• [EXERCISE REQUIREMENTS]: Records follow. Pull out every line that contains "kind".

• [RECORD SET]:
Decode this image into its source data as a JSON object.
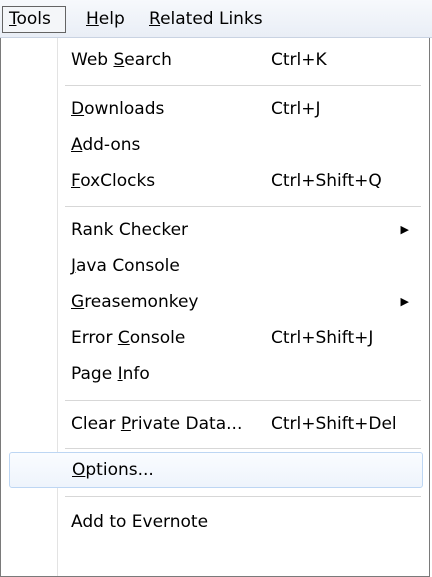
{
  "menubar": {
    "tools": {
      "pre": "",
      "accel": "T",
      "post": "ools"
    },
    "help": {
      "pre": "",
      "accel": "H",
      "post": "elp"
    },
    "related_links": {
      "pre": "",
      "accel": "R",
      "post": "elated Links"
    }
  },
  "menu": {
    "web_search": {
      "pre": "Web ",
      "accel": "S",
      "post": "earch",
      "shortcut": "Ctrl+K"
    },
    "downloads": {
      "pre": "",
      "accel": "D",
      "post": "ownloads",
      "shortcut": "Ctrl+J"
    },
    "addons": {
      "pre": "",
      "accel": "A",
      "post": "dd-ons"
    },
    "foxclocks": {
      "pre": "",
      "accel": "F",
      "post": "oxClocks",
      "shortcut": "Ctrl+Shift+Q"
    },
    "rank_checker": {
      "label": "Rank Checker",
      "arrow": "▶"
    },
    "java_console": {
      "pre": "",
      "accel": "J",
      "post": "ava Console"
    },
    "greasemonkey": {
      "pre": "",
      "accel": "G",
      "post": "reasemonkey",
      "arrow": "▶"
    },
    "error_console": {
      "pre": "Error ",
      "accel": "C",
      "post": "onsole",
      "shortcut": "Ctrl+Shift+J"
    },
    "page_info": {
      "pre": "Page ",
      "accel": "I",
      "post": "nfo"
    },
    "clear_private_data": {
      "pre": "Clear ",
      "accel": "P",
      "post": "rivate Data...",
      "shortcut": "Ctrl+Shift+Del"
    },
    "options": {
      "pre": "",
      "accel": "O",
      "post": "ptions..."
    },
    "add_to_evernote": {
      "label": "Add to Evernote"
    }
  }
}
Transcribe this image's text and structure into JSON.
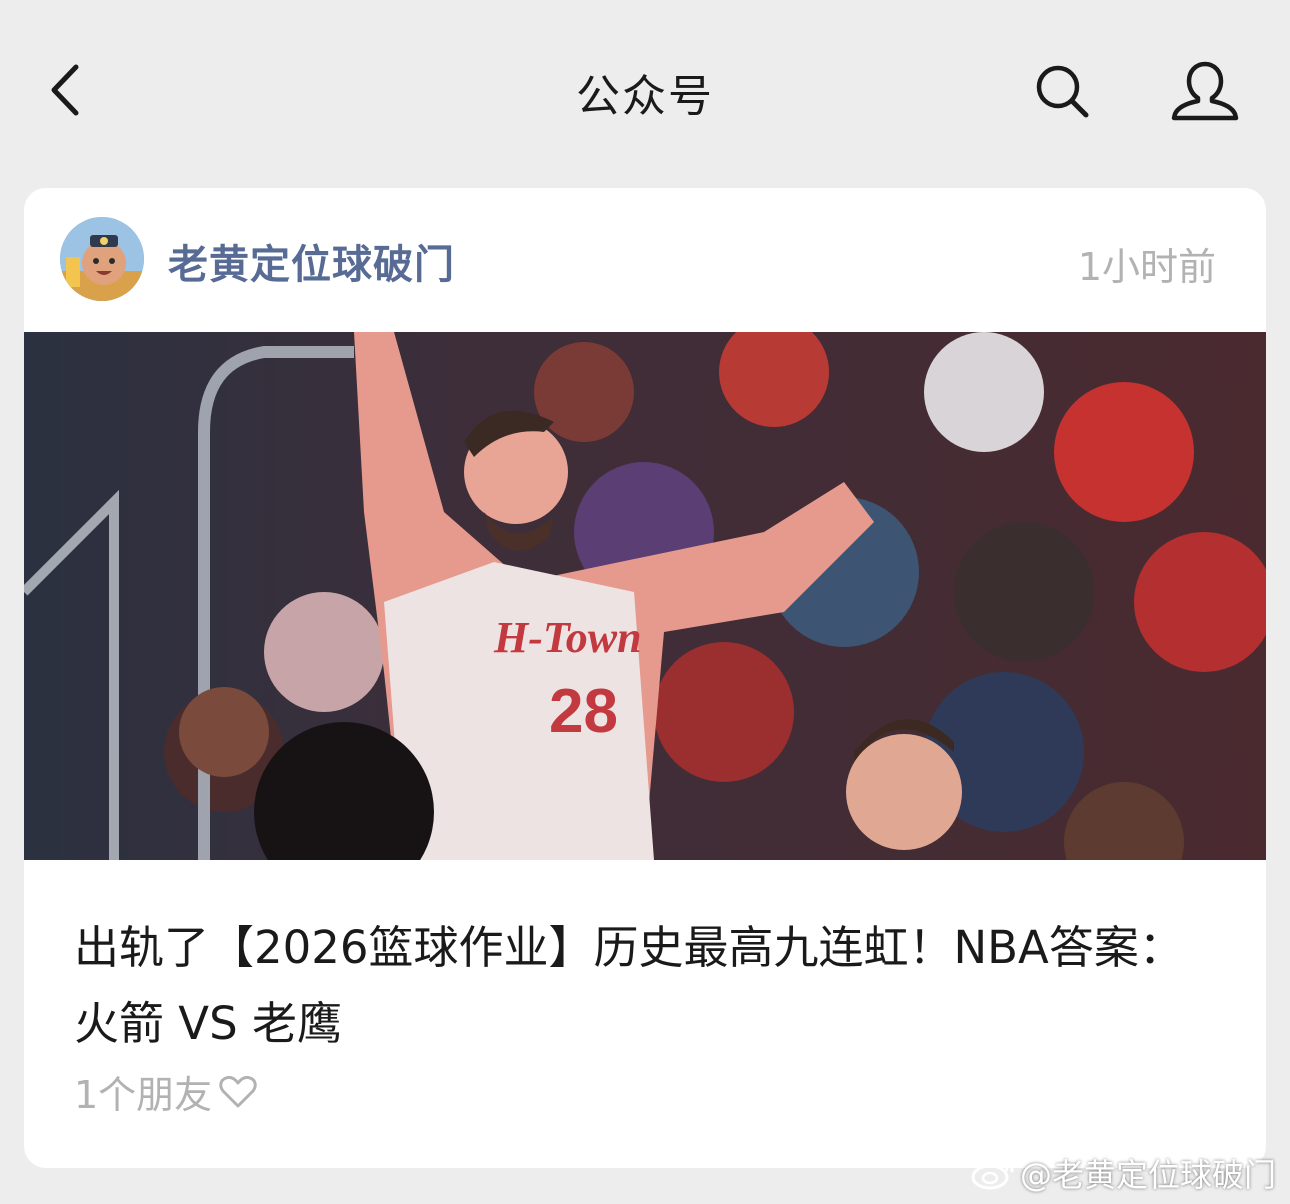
{
  "nav": {
    "title": "公众号",
    "back_icon": "chevron-left-icon",
    "search_icon": "search-icon",
    "profile_icon": "person-icon"
  },
  "card": {
    "account_name": "老黄定位球破门",
    "time": "1小时前",
    "article_title": "出轨了【2026篮球作业】历史最高九连虹！NBA答案：火箭 VS 老鹰",
    "friends": "1个朋友",
    "friends_icon": "heart-outline-icon",
    "cover_jersey_text": "H-Town",
    "cover_jersey_number": "28"
  },
  "watermark": {
    "text": "@老黄定位球破门",
    "icon": "weibo-icon"
  },
  "colors": {
    "background": "#ededed",
    "card": "#ffffff",
    "link": "#576b95",
    "muted": "#b2b2b2",
    "text": "#1a1a1a"
  }
}
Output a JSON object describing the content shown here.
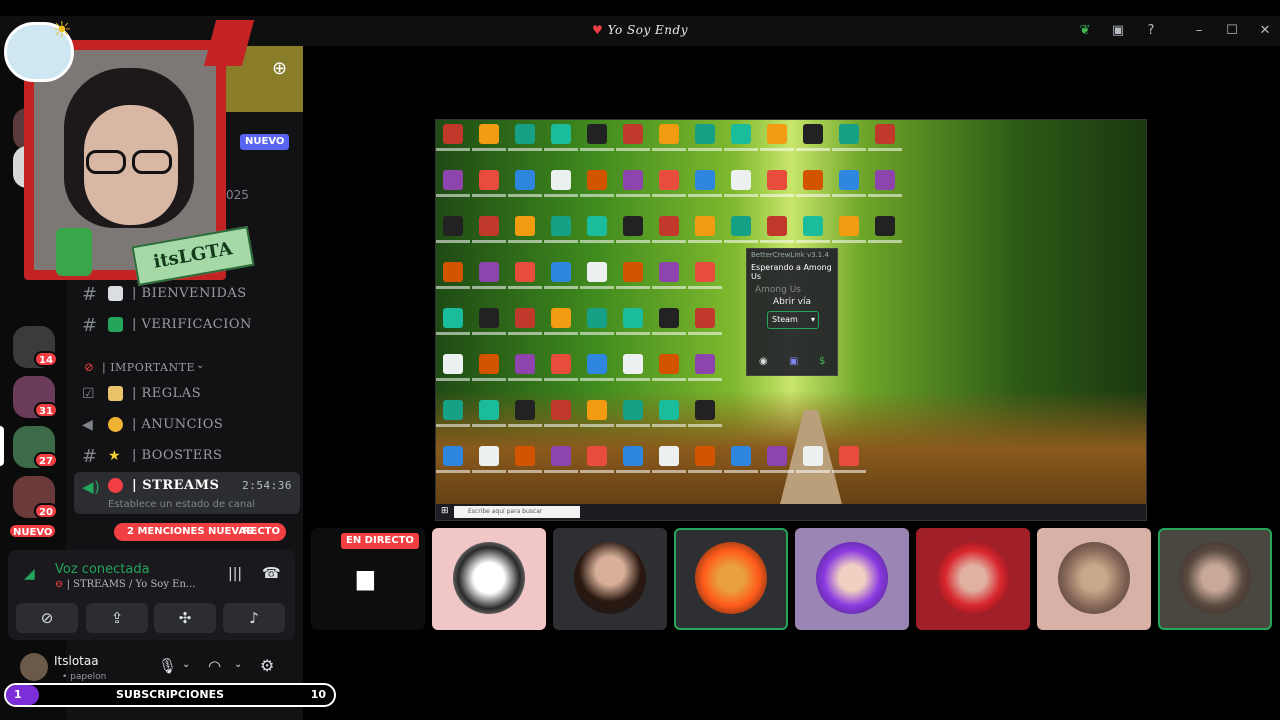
{
  "window": {
    "title": "Yo Soy Endy",
    "icons": [
      "back-arrow-icon",
      "leaf-icon",
      "inbox-icon",
      "help-icon",
      "minimize-icon",
      "maximize-icon",
      "close-icon"
    ]
  },
  "rail": {
    "badges": [
      "14",
      "31",
      "27",
      "20"
    ],
    "nuevo_label": "NUEVO"
  },
  "webcam": {
    "name_tag": "itsLGTA"
  },
  "channel_header": {
    "nuevo_label": "NUEVO",
    "date_fragment": "025"
  },
  "channels": {
    "bienvenidas": "| BIENVENIDAS",
    "verificacion": "| VERIFICACION",
    "category_importante": "| IMPORTANTE",
    "reglas": "| REGLAS",
    "anuncios": "| ANUNCIOS",
    "boosters": "| BOOSTERS",
    "streams": "| STREAMS",
    "streams_timer": "2:54:36",
    "status_placeholder": "Establece un estado de canal",
    "mentions_pill": "2 MENCIONES NUEVAS",
    "directo_fragment": "RECTO"
  },
  "voice": {
    "status": "Voz conectada",
    "channel": "| STREAMS / Yo Soy En..."
  },
  "user": {
    "name": "Itslotaa",
    "status": "• papelon"
  },
  "stream_overlay": {
    "launcher_title": "BetterCrewLink v3.1.4",
    "waiting": "Esperando a Among Us",
    "game": "Among Us",
    "open_via": "Abrir vía",
    "platform": "Steam",
    "search_placeholder": "Escribe aquí para buscar"
  },
  "participants": {
    "live_badge": "EN DIRECTO"
  },
  "subscriptions": {
    "label": "SUBSCRIPCIONES",
    "current": "1",
    "goal": "10",
    "progress": 0.1
  },
  "colors": {
    "accent": "#5865f2",
    "danger": "#f23f43",
    "online": "#23a55a",
    "sub_progress": "#7c2fd6"
  }
}
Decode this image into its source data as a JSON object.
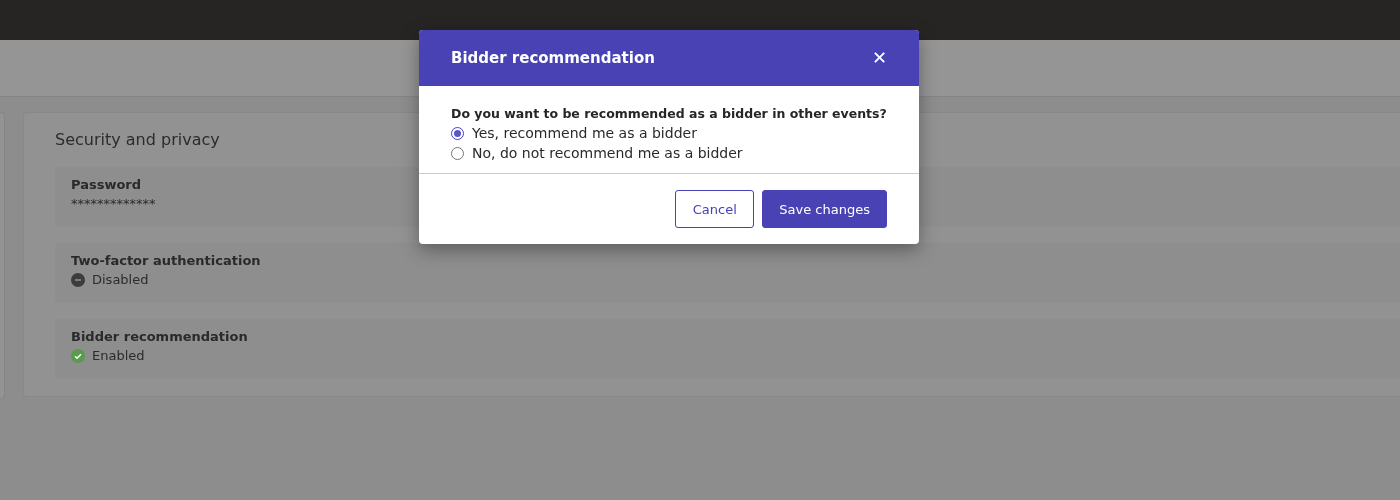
{
  "section": {
    "title": "Security and privacy",
    "items": [
      {
        "label": "Password",
        "value": "*************",
        "kind": "text"
      },
      {
        "label": "Two-factor authentication",
        "value": "Disabled",
        "kind": "disabled"
      },
      {
        "label": "Bidder recommendation",
        "value": "Enabled",
        "kind": "enabled"
      }
    ]
  },
  "dialog": {
    "title": "Bidder recommendation",
    "close": "✕",
    "question": "Do you want to be recommended as a bidder in other events?",
    "options": [
      {
        "label": "Yes, recommend me as a bidder",
        "selected": true
      },
      {
        "label": "No, do not recommend me as a bidder",
        "selected": false
      }
    ],
    "buttons": [
      {
        "label": "Cancel",
        "kind": "secondary"
      },
      {
        "label": "Save changes",
        "kind": "primary"
      }
    ]
  }
}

• [EXERCISE RESULT]:
        "kind": "text"
        "kind": "disabled"
        "kind": "enabled"
        "kind": "secondary"
        "kind": "primary"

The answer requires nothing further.